Fred the Baker from the 80’s Dunkin Doughnuts commercials was a symbol of that decade. He was hardworking and determined to do a good job. Every morning, a sluggish man would drag himself out of bed to make some dough and doughnuts. He appeared exhausted and not happy about his situation. Rain, snow or wind would prevent him from following through on this commitment. A contact brought up a thought provoking question last night. Did the character of Fred the Baker ever take a leap of faith?
I reviewed the commercials on YouTube last night for nostalgia and to look at it with new eyes. When the ad first came out I was a runny nosed kid. Fred the Baker had a house and a wife. I wonder since he was older if it was possible he used to work in another industry and then retired? In the current decade it is not unusual for people to retire and then take a part time job somewhere.

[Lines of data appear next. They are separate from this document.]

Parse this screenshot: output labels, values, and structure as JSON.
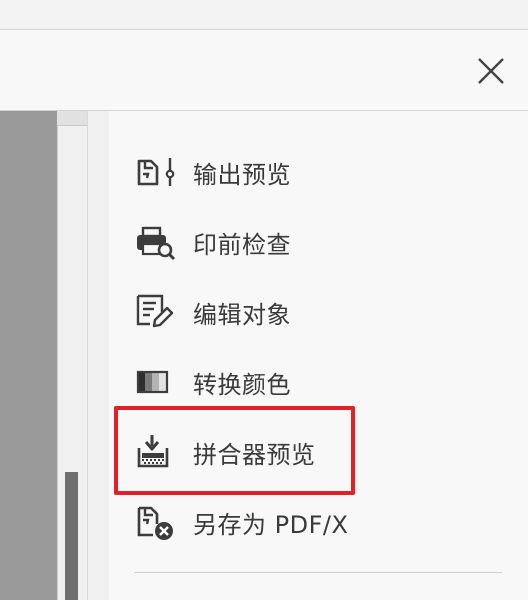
{
  "header": {
    "close_icon": "close-icon"
  },
  "tools": [
    {
      "label": "输出预览",
      "icon": "output-preview-icon"
    },
    {
      "label": "印前检查",
      "icon": "preflight-icon"
    },
    {
      "label": "编辑对象",
      "icon": "edit-object-icon"
    },
    {
      "label": "转换颜色",
      "icon": "convert-colors-icon"
    },
    {
      "label": "拼合器预览",
      "icon": "flattener-preview-icon"
    },
    {
      "label": "另存为 PDF/X",
      "icon": "save-as-pdfx-icon"
    }
  ],
  "colors": {
    "highlight": "#e3202a",
    "icon": "#3d3d3d",
    "text": "#3a3a3a"
  }
}
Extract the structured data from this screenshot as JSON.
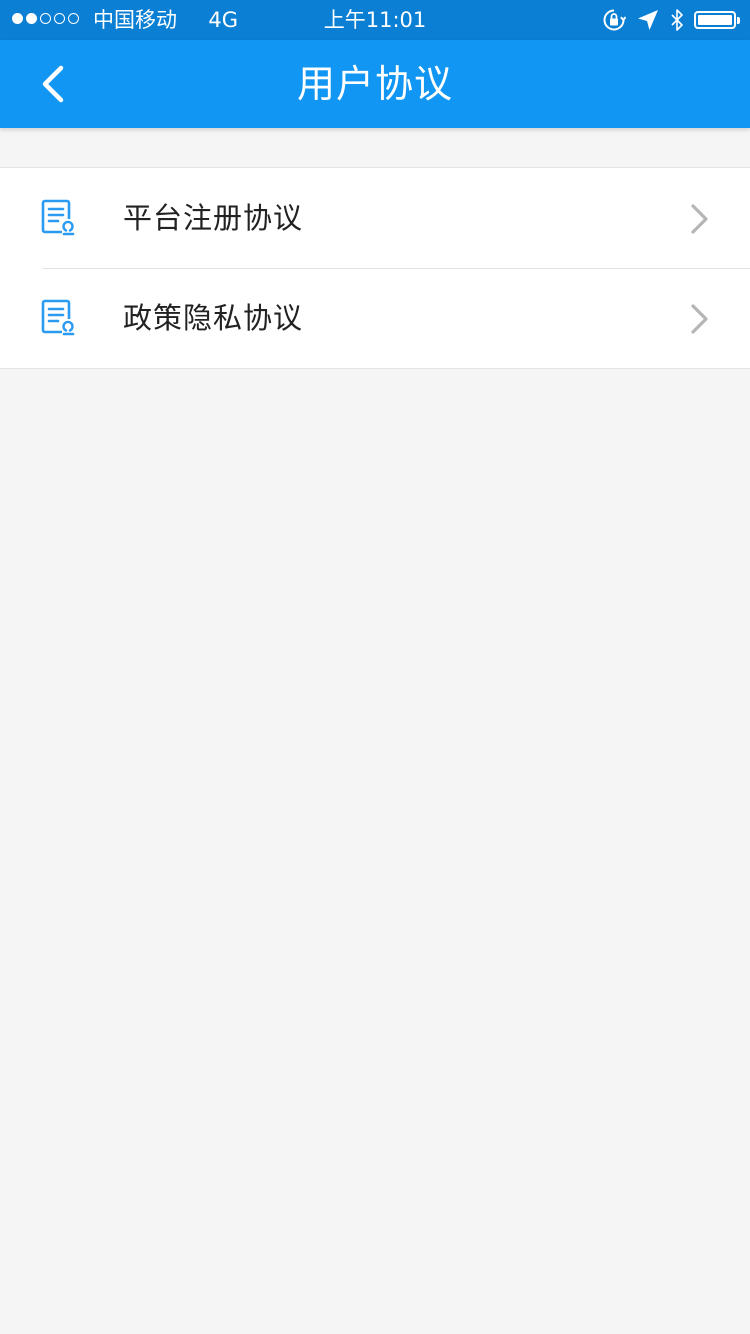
{
  "status_bar": {
    "carrier": "中国移动",
    "network": "4G",
    "time": "上午11:01",
    "signal_strength": 2,
    "signal_max": 5,
    "icons": [
      "orientation-lock-icon",
      "location-icon",
      "bluetooth-icon",
      "battery-icon"
    ],
    "battery_level": 1.0
  },
  "nav": {
    "title": "用户协议",
    "back_icon": "chevron-left-icon"
  },
  "agreements": [
    {
      "label": "平台注册协议",
      "icon": "document-seal-icon",
      "arrow_icon": "chevron-right-icon"
    },
    {
      "label": "政策隐私协议",
      "icon": "document-seal-icon",
      "arrow_icon": "chevron-right-icon"
    }
  ],
  "colors": {
    "status_bar": "#0a7fd4",
    "nav_bar": "#1296f3",
    "icon_accent": "#2a9bf0",
    "background": "#f5f5f5",
    "chevron": "#b5b5b5"
  }
}
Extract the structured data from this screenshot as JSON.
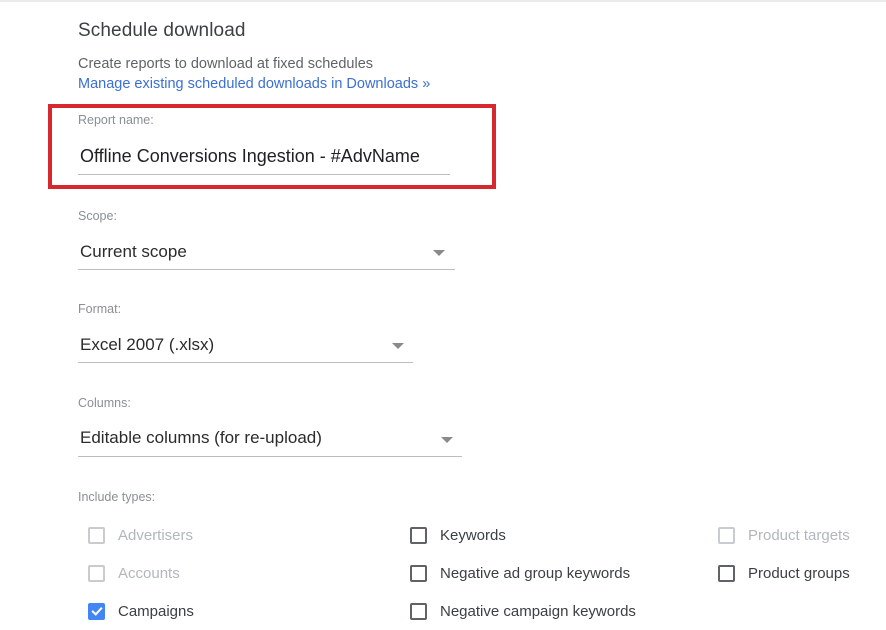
{
  "page": {
    "title": "Schedule download",
    "subtitle": "Create reports to download at fixed schedules",
    "manage_link": "Manage existing scheduled downloads in Downloads »"
  },
  "colors": {
    "accent_blue": "#4285f4",
    "link_blue": "#3b6fd4",
    "highlight_red": "#d8282f",
    "text_primary": "#3c4043",
    "text_muted": "#8b8f93",
    "text_disabled": "#b3b7bb"
  },
  "fields": {
    "report_name": {
      "label": "Report name:",
      "value": "Offline Conversions Ingestion - #AdvName",
      "placeholder": "Report name"
    },
    "scope": {
      "label": "Scope:",
      "value": "Current scope",
      "caret_icon": "chevron-down-icon"
    },
    "format": {
      "label": "Format:",
      "value": "Excel 2007 (.xlsx)",
      "caret_icon": "chevron-down-icon"
    },
    "columns": {
      "label": "Columns:",
      "value": "Editable columns (for re-upload)",
      "caret_icon": "chevron-down-icon"
    }
  },
  "include_types": {
    "label": "Include types:",
    "columns": [
      [
        {
          "label": "Advertisers",
          "checked": false,
          "disabled": true
        },
        {
          "label": "Accounts",
          "checked": false,
          "disabled": true
        },
        {
          "label": "Campaigns",
          "checked": true,
          "disabled": false
        }
      ],
      [
        {
          "label": "Keywords",
          "checked": false,
          "disabled": false
        },
        {
          "label": "Negative ad group keywords",
          "checked": false,
          "disabled": false
        },
        {
          "label": "Negative campaign keywords",
          "checked": false,
          "disabled": false
        }
      ],
      [
        {
          "label": "Product targets",
          "checked": false,
          "disabled": true
        },
        {
          "label": "Product groups",
          "checked": false,
          "disabled": false
        }
      ]
    ]
  }
}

When I thought about the question I became a bit annoyed. Just because Fred worked in a doughnut shop didn’t mean he never took a leap of faith. Granted the job was not glamorous but how many of us can say our jobs are trendy? There have always been dips in the economy and job market. People earn degrees and never do what they studied for as a career. It stinks, but the reality is a person needs to make a decent living to make it in this world. Fred the Baker sounded like a responsible guy (since the pastries counted on him alone to make them).
As someone who has both a BA and MA degree, I have tried to land a writing position. My current job is not trendy but I make money. While I take a leap of faith in applying and putting my name out in the writing world, it doesn’t mean someone who doesn’t has not taken a leap of faith.
Fred the Baker’s leap of faith was the belief that his work was meaningful. The dough wouldn’t rise unless he did every morning in the wee hours. His leap of faith was the notion that his work provided happiness to the Dunkin and Doughnuts franchise. If we could bottle up a small drop of that feeling I think there wouldn’t be so many disgruntled employees.
The cute old man in the uniform left more than floured rolling pins and dirtied aprons. He gave the underdog hope and reassurance that each person’s work no matter how unglamorous has importance.